A team of engineers at Pennsylvania State University, including faculty and students, has been working on a solution to protect staff at drive-through COVID-19 testing sites.
The team, working separately in different locations around the university, designed a booth that provides a barrier between the individuals being tested and the person conducting the test. This approach can make personal protective equipment, such as face masks, unnecessary, making work more comfortable for nurses and reducing the need for items that are currently in short supply.
The device resembles a parking attendant’s booth and features insulation from the outside, a ventilation and heating system, lab-like rubber gloves to interact with those tested, and a sanitation system to clean the outside of the gloves.
“The idea was to design and construct a scaled-up version of what engineers and scientists call a ‘reversible glovebox or isolation glovebox,’” said Naveen Muthumanickam, one of the team members developing the new booth, in a press release. “Our version would need to accommodate a nurse who stands inside a booth and uses the reversible gloves to collect nasal swabs from patients outside the booth, thus preventing spread of the virus through contact.”
After each test, the patient sample is dropped into a container below the gloves. Within the container are jets that spray a sanitizing liquid. The nurse simply inserts the gloves into the container and presses a pedal on the floor to cover the gloves with the sanitizer. This helps to make sure the gloves do not transmit the disease. The interior of the booth is made of materials that are easy to sanitize and that can handle the sanitizing chemicals.
The current prototype was designed by the team using online group productivity tools, while individual team members were responsible for building different parts of the booth and transporting those parts to the person doing the final assembly. Testing will soon be taking place to help identify any issues with the new booth, including ergonomics, to make sure that it can be safely used for long periods of time.

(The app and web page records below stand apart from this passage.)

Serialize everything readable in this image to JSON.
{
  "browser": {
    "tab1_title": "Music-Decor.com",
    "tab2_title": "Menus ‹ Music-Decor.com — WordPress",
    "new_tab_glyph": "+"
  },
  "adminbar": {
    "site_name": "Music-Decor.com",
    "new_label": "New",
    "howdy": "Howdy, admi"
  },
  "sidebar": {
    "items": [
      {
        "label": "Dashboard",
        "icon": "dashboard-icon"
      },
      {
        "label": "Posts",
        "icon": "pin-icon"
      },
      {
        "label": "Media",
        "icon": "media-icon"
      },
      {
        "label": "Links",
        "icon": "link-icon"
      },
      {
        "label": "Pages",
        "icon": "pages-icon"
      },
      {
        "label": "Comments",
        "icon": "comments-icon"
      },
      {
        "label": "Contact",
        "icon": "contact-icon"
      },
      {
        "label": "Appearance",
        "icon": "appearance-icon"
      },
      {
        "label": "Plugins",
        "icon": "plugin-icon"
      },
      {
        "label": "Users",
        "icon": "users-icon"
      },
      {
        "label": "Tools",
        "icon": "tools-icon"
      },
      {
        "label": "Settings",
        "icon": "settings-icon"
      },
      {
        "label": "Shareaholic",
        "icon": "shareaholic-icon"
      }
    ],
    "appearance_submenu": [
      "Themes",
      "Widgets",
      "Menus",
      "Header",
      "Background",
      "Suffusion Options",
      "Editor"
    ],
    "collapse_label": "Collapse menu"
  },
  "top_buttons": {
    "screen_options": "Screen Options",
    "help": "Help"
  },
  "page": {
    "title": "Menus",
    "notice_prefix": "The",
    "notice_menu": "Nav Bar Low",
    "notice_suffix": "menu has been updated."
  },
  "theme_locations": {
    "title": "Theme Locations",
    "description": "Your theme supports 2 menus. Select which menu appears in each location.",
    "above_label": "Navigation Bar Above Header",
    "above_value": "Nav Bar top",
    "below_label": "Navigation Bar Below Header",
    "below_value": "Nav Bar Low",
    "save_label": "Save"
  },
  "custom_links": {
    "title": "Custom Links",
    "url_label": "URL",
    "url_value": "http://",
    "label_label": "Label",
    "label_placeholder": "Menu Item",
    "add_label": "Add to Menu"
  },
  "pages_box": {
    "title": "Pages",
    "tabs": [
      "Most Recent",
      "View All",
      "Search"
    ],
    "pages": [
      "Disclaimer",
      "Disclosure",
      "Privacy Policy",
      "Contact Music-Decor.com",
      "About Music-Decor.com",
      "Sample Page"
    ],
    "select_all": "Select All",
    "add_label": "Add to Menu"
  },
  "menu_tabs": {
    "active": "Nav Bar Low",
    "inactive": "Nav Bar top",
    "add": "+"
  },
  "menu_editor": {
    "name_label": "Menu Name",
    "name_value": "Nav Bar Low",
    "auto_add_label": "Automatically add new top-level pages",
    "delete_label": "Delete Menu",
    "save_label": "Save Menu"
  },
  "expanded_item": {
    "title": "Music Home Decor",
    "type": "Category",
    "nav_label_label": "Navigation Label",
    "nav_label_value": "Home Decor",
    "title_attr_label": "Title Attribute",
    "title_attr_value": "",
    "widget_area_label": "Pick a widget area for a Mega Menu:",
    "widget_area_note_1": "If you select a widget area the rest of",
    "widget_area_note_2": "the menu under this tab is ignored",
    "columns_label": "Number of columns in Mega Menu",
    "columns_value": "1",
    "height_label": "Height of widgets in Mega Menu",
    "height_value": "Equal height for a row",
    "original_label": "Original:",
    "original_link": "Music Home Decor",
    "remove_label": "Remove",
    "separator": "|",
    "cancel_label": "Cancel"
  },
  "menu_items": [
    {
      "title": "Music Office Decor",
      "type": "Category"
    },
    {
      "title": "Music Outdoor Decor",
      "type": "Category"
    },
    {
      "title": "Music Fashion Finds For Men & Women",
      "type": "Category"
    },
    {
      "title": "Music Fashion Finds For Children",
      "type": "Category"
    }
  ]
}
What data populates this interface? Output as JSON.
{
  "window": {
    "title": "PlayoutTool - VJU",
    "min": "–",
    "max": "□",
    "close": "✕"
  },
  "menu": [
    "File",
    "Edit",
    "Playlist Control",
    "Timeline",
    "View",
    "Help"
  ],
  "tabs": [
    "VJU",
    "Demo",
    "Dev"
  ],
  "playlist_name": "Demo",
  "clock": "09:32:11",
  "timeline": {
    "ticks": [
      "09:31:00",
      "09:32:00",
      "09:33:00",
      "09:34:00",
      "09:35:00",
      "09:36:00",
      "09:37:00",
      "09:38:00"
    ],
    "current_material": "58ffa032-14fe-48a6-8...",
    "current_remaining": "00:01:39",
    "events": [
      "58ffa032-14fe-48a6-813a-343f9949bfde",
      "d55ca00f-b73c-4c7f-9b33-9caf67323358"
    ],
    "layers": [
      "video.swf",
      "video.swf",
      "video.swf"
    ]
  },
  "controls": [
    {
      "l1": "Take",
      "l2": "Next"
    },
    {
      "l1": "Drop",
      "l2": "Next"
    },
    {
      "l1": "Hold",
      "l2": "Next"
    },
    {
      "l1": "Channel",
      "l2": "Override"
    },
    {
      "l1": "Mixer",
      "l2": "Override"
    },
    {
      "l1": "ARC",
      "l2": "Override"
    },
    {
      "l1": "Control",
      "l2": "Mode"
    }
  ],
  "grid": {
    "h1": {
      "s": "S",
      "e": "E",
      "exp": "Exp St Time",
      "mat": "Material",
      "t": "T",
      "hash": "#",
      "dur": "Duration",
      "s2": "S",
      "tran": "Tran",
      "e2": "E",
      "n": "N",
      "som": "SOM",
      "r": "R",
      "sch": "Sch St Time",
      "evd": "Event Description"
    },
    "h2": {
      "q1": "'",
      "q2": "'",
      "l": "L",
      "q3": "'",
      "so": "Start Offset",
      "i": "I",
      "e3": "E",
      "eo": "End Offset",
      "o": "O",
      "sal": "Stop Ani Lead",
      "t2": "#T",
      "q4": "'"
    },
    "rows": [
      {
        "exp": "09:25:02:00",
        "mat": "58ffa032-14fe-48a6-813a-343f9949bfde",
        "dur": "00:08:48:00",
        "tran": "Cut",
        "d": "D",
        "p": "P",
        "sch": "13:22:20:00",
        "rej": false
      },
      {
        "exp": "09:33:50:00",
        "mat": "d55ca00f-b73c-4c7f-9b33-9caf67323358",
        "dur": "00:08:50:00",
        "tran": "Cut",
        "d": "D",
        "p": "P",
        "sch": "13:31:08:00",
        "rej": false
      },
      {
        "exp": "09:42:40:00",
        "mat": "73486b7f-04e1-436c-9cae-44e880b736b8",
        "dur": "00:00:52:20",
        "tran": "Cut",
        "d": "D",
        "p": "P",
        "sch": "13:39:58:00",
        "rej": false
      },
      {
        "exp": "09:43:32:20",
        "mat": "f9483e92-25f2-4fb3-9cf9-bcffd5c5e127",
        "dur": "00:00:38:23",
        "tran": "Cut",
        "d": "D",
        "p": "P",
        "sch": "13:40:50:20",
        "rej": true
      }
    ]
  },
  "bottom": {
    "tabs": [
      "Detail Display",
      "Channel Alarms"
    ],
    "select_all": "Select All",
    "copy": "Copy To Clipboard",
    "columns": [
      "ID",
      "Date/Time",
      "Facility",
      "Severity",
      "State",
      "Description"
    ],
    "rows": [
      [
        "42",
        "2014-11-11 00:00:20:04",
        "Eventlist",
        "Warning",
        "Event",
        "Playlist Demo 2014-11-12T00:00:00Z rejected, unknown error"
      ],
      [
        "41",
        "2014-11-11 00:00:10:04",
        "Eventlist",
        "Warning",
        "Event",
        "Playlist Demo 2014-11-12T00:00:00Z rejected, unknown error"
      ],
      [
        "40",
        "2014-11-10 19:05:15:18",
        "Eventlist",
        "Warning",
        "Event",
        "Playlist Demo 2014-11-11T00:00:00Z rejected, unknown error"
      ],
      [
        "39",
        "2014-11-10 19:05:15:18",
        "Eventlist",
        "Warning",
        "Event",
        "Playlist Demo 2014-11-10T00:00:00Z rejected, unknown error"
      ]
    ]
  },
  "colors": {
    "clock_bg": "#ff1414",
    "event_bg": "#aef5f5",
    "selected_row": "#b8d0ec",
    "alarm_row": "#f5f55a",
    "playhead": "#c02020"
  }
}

“We will be able to see if nurses should sit or stand, if the arms are placed in a comfortable way … as well as how much time nurses have in between doing tests that would inform the positing of their arms,” said Felecia Davis, an architecture professor at Penn State.